■ GOAL OF THE EXERCISE
Pull out every line below that contains the word "page".

(Source data)
* * *
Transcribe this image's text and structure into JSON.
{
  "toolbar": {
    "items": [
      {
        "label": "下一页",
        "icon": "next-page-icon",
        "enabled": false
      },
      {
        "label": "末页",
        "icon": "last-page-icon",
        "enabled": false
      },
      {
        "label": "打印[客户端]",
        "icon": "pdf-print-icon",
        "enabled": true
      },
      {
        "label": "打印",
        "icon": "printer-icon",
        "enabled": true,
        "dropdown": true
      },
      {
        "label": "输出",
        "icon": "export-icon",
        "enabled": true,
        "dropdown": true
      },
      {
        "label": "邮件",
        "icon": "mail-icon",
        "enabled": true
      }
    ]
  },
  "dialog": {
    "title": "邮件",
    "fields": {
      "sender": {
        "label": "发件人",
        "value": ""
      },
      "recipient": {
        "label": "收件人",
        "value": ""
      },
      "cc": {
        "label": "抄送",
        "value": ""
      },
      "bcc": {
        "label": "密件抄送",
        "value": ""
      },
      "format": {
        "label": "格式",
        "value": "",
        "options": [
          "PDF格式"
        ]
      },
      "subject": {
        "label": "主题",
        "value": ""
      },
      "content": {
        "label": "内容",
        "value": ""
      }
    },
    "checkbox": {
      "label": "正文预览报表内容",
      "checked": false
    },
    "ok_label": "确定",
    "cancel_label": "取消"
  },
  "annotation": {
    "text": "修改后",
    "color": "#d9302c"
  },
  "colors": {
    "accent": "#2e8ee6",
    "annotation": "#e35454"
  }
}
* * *
■ ANSWER TO THE PROBLEM
        "icon": "next-page-icon",
        "icon": "last-page-icon",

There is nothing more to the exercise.